The process begins with the laser photolysis of CH2I2 in a quartz reaction tube, generating the precursor reactant, CH2I. The CH2I reacts with a large excess of O2 to produce CH2OO—formaldehyde oxide—the simplest form of Criegee intermediate. The intense tunable light from the ALS then allows the researchers to use time-resolved photoionization mass spectrometry to discern the formation of different isomeric species—molecules that contain the same atoms but are arranged in different geometrical configurations. Thus the short-lived CH2OO produced in the reaction tube can be distinguished from its more stable isomers, such as formic acid (HCOOH), by their differing thresholds for photoionization.

Time-resolved mass spectrum at 10.5 eV showing the formation of CH­2OO at m/z (charge-to-mass ratio) = 46. The precursor reactant CH2I (m/z = 141) appears above a background from dissociative ionization of CH2I2. Other primary and secondary products (I, IO, HI, and HOI) are also evident.

The Manchester and Bristol researchers recognized that the apparatus could elucidate not only combustion reactions but also important tropospheric oxidation processes, such as ozonolysis. Ozonolysis, or the cleavage of carbon–carbon double bonds through reaction with ozone, plays a key role in the removal of unsaturated hydrocarbons (alkenes) from the troposphere. Rudolf Criegee proposed that ozonolysis of alkenes occurs via carbonyl oxide biradicals, now called Criegee intermediates in his honor. However, the indirectly derived, earlier reaction-rate coefficients—which govern how large a role these species will play in the atmosphere—were inconsistent and spanned many orders of magnitude.

Time-dependent CH2OO signal for various concentrations of SO2. Solid lines represent fits to the data traces. Analysis of the data gives reaction-rate coefficients that are 50 to 10,000 times larger than estimates typically used in tropospheric models.

With the ability to generate and detect sufficient quantities of Criegee intermediates at Beamline 9.0.2, the research collaborators were able to determine the reaction-rate coefficients of reactions with key species such as water, SO2, NO, and NO2. In particular, the measurements show that the reactions of CH2OO with SO2 and NO2 are much more rapid than previously thought—50 to 10,000 times larger than estimates typically used in tropospheric models. Moreover, the Bristol and Manchester investigators demonstrated that these kinetic results imply a much greater role for carbonyl oxides in tropospheric sulfate and nitrate chemistry than models had assumed, a conclusion that will substantially impact existing atmospheric chemistry mechanisms. The ability to reliably produce Criegee intermediates will facilitate studies of their role in ignition and other oxidation processes as well as enable new detection methods beyond photoionization that might be deployed for in situ atmospheric sensing.

Sandia combustion researchers Craig Taatjes and David Osborn (ALS Users' Executive Committee Chair, 2010–2011) discuss data found from the detection and measurement of Criegee intermediate reactions.
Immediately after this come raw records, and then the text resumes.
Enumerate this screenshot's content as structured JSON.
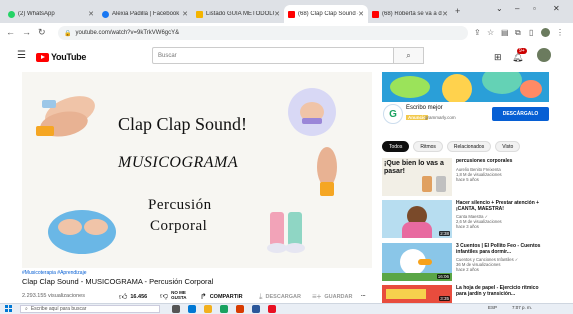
{
  "browser": {
    "tabs": [
      {
        "label": "(2) WhatsApp",
        "color": "#25d366",
        "active": false
      },
      {
        "label": "Alexia Padilla | Facebook",
        "color": "#1877f2",
        "active": false
      },
      {
        "label": "Listado GUIA METODOLÓ...",
        "color": "#f4b400",
        "active": false
      },
      {
        "label": "(68) Clap Clap Sound - Mú...",
        "color": "#ff0000",
        "active": true
      },
      {
        "label": "(68) Roberta se va a dorm...",
        "color": "#ff0000",
        "active": false
      }
    ],
    "new_tab": "+",
    "url": "youtube.com/watch?v=9kTrkVW6gcY&"
  },
  "youtube": {
    "logo_text": "YouTube",
    "search_placeholder": "Buscar",
    "notification_count": "9+"
  },
  "video": {
    "slide": {
      "line1": "Clap Clap Sound!",
      "line2": "MUSICOGRAMA",
      "line3": "Percusión",
      "line4": "Corporal"
    },
    "hashtags": "#Musicoterapia #Aprendizaje",
    "title": "Clap Clap Sound - MUSICOGRAMA - Percusión Corporal",
    "views": "2.293.155 visualizaciones",
    "likes": "16.456",
    "dislike_label": "NO ME GUSTA",
    "share_label": "COMPARTIR",
    "download_label": "DESCARGAR",
    "save_label": "GUARDAR",
    "more_label": "..."
  },
  "sidebar": {
    "ad": {
      "title": "Escribo mejor",
      "badge": "Anuncio",
      "url": "grammarly.com",
      "button": "DESCÁRGALO"
    },
    "chips": [
      {
        "label": "Todos",
        "active": true
      },
      {
        "label": "Ritmos",
        "active": false
      },
      {
        "label": "Relacionados",
        "active": false
      },
      {
        "label": "Visto",
        "active": false
      }
    ],
    "recommendations": [
      {
        "title": "percusiones corporales",
        "thumb_text": "¡Que bien lo vas a pasar!",
        "channel": "Aurelio Benito Freixenta",
        "views": "1,8 M de visualizaciones",
        "age": "hace 5 años",
        "duration": ""
      },
      {
        "title": "Hacer silencio + Prestar atención + ¡CANTA, MAESTRA!",
        "channel": "Canta Maestra ✓",
        "views": "2,6 M de visualizaciones",
        "age": "hace 3 años",
        "duration": "2:38"
      },
      {
        "title": "3 Cuentos | El Pollito Feo - Cuentos infantiles para dormir...",
        "channel": "Cuentos y Canciones Infantiles ✓",
        "views": "36 M de visualizaciones",
        "age": "hace 2 años",
        "duration": "16:06"
      },
      {
        "title": "La hoja de papel - Ejercicio rítmico para jardín y transición...",
        "channel": "",
        "views": "",
        "age": "",
        "duration": "3:35"
      }
    ]
  },
  "taskbar": {
    "search_placeholder": "Escribe aquí para buscar",
    "tray_text": "ESP",
    "clock": "7:07 p. m."
  }
}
The apparatus was used to make the measurements, which researchers believe will substantially impact existing atmospheric chemistry. (Sandia photo by Dino Vournas)




Research conducted by: O. Welz, J.D. Savee, D.L. Osborn, S.S. Vasu, and C.A. Taatjes (Sandia National Laboratories), C.J. Percival (University of Manchester, UK), and D.E. Shallcross (University of Bristol, UK).

Research funding: U.S. Department of Energy (DOE), Office of Basic Energy Sciences (BES), and the Natural Environment Research Council, UK. Operation of the ALS is supported by DOE BES.

Publication about this research: O. Welz, J.D. Savee, D.L. Osborn, S.S. Vasu, C.J. Percival, D.E. Shallcross, and C.A. Taatjes, "Direct Kinetic Measurements of Criegee Intermediate (CH2OO) Formed by Reaction of CH2I with O2," Science 335, 204 (2012).

ALS Science Highlight #243


ALSNews Vol. 327